Midwest utility powerhouse Ameren is attempting to turn a potential disruptor into a business opportunity at their Technology Application Center (TAC), where they claim to have one of the most advanced microgrids in North America. The facility is adjacent to the University of Illinois Champaign campus.
The utility microgrid, or Milligrid, is one of the first to serve actual customer loads on a utility feeder. The project finished construction in December 2016, followed by testing in the first quarter of 2017.
The facility will help Ameren test monitoring and control methods for aggregating energy sources with advanced automation and energy storage.
“Integrating microgrids onto our system can provide cleaner energy and a stronger, smarter grid capable of delivering the products and services to fit the needs of our future customers and the communities we serve,” said Warner Baxter, chairman, president and CEO of Ameren Corporation. “There is no better time than now to innovate and position Ameren for even better results in the years ahead.”[wpsm_titlebox title=”Microgrid Breakdown” style=”3″] [wpsm_list type=”arrow”]
- Northern Power Systems Wind Turbine 100 kilowatts
- Yingli Solar Array 125 kilowatts
- Caterpillar Natural Gas Generator – 1,000 kilowatts
- S&C Electric Company Battery Storage – 250 kilowatts
Ameren is a large natural gas supplier, with over 900,000 natural gas customers, so it’s no surprise the microgrid leans heavily on 1000kW of natural gas generators. The microgrid has additional 125kW of solar PV and a 100kW wind turbine, and batteries that can store up to 250 kW.
Ameren cites high customer demand for energy independence, and hopes the Champaign project will help them advance their ability to meet demand. While many universities opt to build and manage their own microgrids and CHP plants, Ameren hopes to find more partners in their utility-university microgrid model.
Ameren’s microgrid in Champaign is unique in that it operates at utility-scale voltages between 4-kilovolts and 34.5-kilovolts with multiple levels of control. Operating at high voltage opens almost endless opportunities for microgrids at utility scale, where they can help defer transmission investments, increase renewable penetration, and avoid blackouts.
The TAC microgrid can seamlessly transition power sources on the utility grid, essentially islanding an entire distribution circuit.
“Integrating microgrids onto our system can provide cleaner energy and a stronger, smarter grid capable of delivering the products and services to fit the needs of our future customers and the communities we serve,” said Warner Baxter, chairman, president and CEO of Ameren Corporation. “There is no better time than now to innovate and position Ameren for even better results in the years ahead.”
According to Ameren’s Keith Anderson, industry experts are calling this the most advanced utility scale microgrid in North America. “It’s really exciting to put together one of our nations first microgrids that is serving real customer loads, on a real feeder, doing seamless transition back onto the utility.”

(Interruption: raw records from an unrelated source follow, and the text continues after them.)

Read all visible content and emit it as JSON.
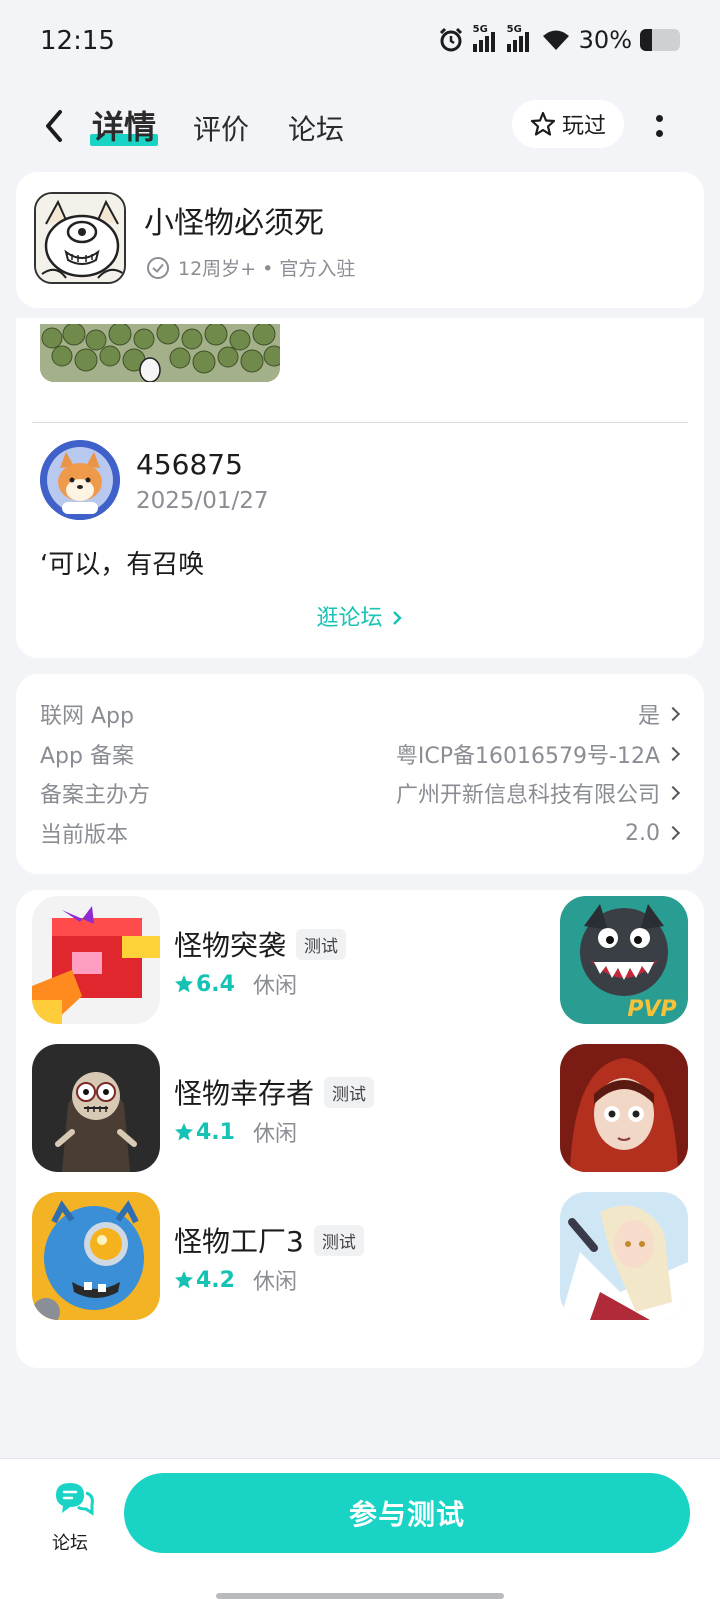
{
  "status_bar": {
    "time": "12:15",
    "net1": "5G",
    "net2": "5G",
    "battery": "30%",
    "battery_level": 0.3
  },
  "nav": {
    "tabs": [
      {
        "label": "详情",
        "active": true
      },
      {
        "label": "评价",
        "active": false
      },
      {
        "label": "论坛",
        "active": false
      }
    ],
    "played_label": "玩过"
  },
  "app": {
    "name": "小怪物必须死",
    "meta": "12周岁+ • 官方入驻"
  },
  "post": {
    "username": "456875",
    "date": "2025/01/27",
    "text": "‘可以，有召唤",
    "forum_link": "逛论坛"
  },
  "info": [
    {
      "key": "联网 App",
      "value": "是"
    },
    {
      "key": "App 备案",
      "value": "粤ICP备16016579号-12A"
    },
    {
      "key": "备案主办方",
      "value": "广州开新信息科技有限公司"
    },
    {
      "key": "当前版本",
      "value": "2.0"
    }
  ],
  "recommendations": [
    {
      "name": "怪物突袭",
      "badge": "测试",
      "score": "6.4",
      "category": "休闲"
    },
    {
      "name": "怪物幸存者",
      "badge": "测试",
      "score": "4.1",
      "category": "休闲"
    },
    {
      "name": "怪物工厂3",
      "badge": "测试",
      "score": "4.2",
      "category": "休闲"
    }
  ],
  "bottom": {
    "forum_label": "论坛",
    "join_label": "参与测试"
  },
  "colors": {
    "accent": "#19d3c5",
    "background": "#f2f4f7"
  }
}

“This is all about the customer, this is not about the utility. We know the customers are wanting this, whether the green generation or whatever that may be or the increased reliable.”[wpsm_post_images_slider]
Microgrid Media is a leading news organization following the distributed energy transition.